**Assignment:** Restate the full set of records exactly, word for word.

**Provided material:**
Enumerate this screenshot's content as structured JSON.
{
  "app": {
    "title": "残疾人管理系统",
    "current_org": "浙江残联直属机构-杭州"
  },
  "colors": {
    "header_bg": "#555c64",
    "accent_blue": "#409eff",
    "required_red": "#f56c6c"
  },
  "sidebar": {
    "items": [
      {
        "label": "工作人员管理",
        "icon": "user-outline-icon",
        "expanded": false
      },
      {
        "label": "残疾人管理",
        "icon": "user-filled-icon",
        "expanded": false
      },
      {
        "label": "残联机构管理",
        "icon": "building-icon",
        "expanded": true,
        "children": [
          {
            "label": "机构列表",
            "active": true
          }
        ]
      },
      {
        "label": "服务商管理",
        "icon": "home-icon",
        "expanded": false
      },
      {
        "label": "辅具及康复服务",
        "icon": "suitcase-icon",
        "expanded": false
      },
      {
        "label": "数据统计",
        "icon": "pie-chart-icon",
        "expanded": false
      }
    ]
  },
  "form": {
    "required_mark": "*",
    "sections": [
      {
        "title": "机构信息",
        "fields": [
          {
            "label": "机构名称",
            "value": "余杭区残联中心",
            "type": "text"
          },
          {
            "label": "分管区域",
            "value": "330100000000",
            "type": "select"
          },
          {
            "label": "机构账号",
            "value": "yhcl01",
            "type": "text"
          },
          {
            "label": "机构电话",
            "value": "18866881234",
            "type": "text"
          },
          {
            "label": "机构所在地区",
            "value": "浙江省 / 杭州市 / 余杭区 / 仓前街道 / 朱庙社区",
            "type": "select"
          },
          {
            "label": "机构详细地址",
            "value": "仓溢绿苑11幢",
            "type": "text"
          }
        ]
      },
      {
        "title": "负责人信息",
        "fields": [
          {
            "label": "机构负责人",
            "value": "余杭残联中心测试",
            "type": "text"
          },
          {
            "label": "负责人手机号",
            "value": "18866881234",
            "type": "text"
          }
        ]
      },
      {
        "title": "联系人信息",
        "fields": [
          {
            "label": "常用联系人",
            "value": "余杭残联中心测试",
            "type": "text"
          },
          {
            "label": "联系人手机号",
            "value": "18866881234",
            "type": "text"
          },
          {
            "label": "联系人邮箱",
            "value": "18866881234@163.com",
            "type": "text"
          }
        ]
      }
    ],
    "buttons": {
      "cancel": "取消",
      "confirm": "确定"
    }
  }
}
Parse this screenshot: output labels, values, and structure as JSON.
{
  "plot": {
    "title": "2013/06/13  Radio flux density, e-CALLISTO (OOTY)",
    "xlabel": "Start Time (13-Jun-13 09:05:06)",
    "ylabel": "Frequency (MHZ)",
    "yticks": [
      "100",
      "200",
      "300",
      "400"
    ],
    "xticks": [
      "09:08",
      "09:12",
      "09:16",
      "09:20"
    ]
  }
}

**Exercise solution:**
Enumerate this screenshot's content as structured JSON.
{
  "app": {
    "title": "残疾人管理系统",
    "current_org": "浙江残联直属机构-杭州"
  },
  "colors": {
    "header_bg": "#555c64",
    "accent_blue": "#409eff",
    "required_red": "#f56c6c"
  },
  "sidebar": {
    "items": [
      {
        "label": "工作人员管理",
        "icon": "user-outline-icon",
        "expanded": false
      },
      {
        "label": "残疾人管理",
        "icon": "user-filled-icon",
        "expanded": false
      },
      {
        "label": "残联机构管理",
        "icon": "building-icon",
        "expanded": true,
        "children": [
          {
            "label": "机构列表",
            "active": true
          }
        ]
      },
      {
        "label": "服务商管理",
        "icon": "home-icon",
        "expanded": false
      },
      {
        "label": "辅具及康复服务",
        "icon": "suitcase-icon",
        "expanded": false
      },
      {
        "label": "数据统计",
        "icon": "pie-chart-icon",
        "expanded": false
      }
    ]
  },
  "form": {
    "required_mark": "*",
    "sections": [
      {
        "title": "机构信息",
        "fields": [
          {
            "label": "机构名称",
            "value": "余杭区残联中心",
            "type": "text"
          },
          {
            "label": "分管区域",
            "value": "330100000000",
            "type": "select"
          },
          {
            "label": "机构账号",
            "value": "yhcl01",
            "type": "text"
          },
          {
            "label": "机构电话",
            "value": "18866881234",
            "type": "text"
          },
          {
            "label": "机构所在地区",
            "value": "浙江省 / 杭州市 / 余杭区 / 仓前街道 / 朱庙社区",
            "type": "select"
          },
          {
            "label": "机构详细地址",
            "value": "仓溢绿苑11幢",
            "type": "text"
          }
        ]
      },
      {
        "title": "负责人信息",
        "fields": [
          {
            "label": "机构负责人",
            "value": "余杭残联中心测试",
            "type": "text"
          },
          {
            "label": "负责人手机号",
            "value": "18866881234",
            "type": "text"
          }
        ]
      },
      {
        "title": "联系人信息",
        "fields": [
          {
            "label": "常用联系人",
            "value": "余杭残联中心测试",
            "type": "text"
          },
          {
            "label": "联系人手机号",
            "value": "18866881234",
            "type": "text"
          },
          {
            "label": "联系人邮箱",
            "value": "18866881234@163.com",
            "type": "text"
          }
        ]
      }
    ],
    "buttons": {
      "cancel": "取消",
      "confirm": "确定"
    }
  }
}
Parse this screenshot: output labels, values, and structure as JSON.
{
  "plot": {
    "title": "2013/06/13  Radio flux density, e-CALLISTO (OOTY)",
    "xlabel": "Start Time (13-Jun-13 09:05:06)",
    "ylabel": "Frequency (MHZ)",
    "yticks": [
      "100",
      "200",
      "300",
      "400"
    ],
    "xticks": [
      "09:08",
      "09:12",
      "09:16",
      "09:20"
    ]
  }
}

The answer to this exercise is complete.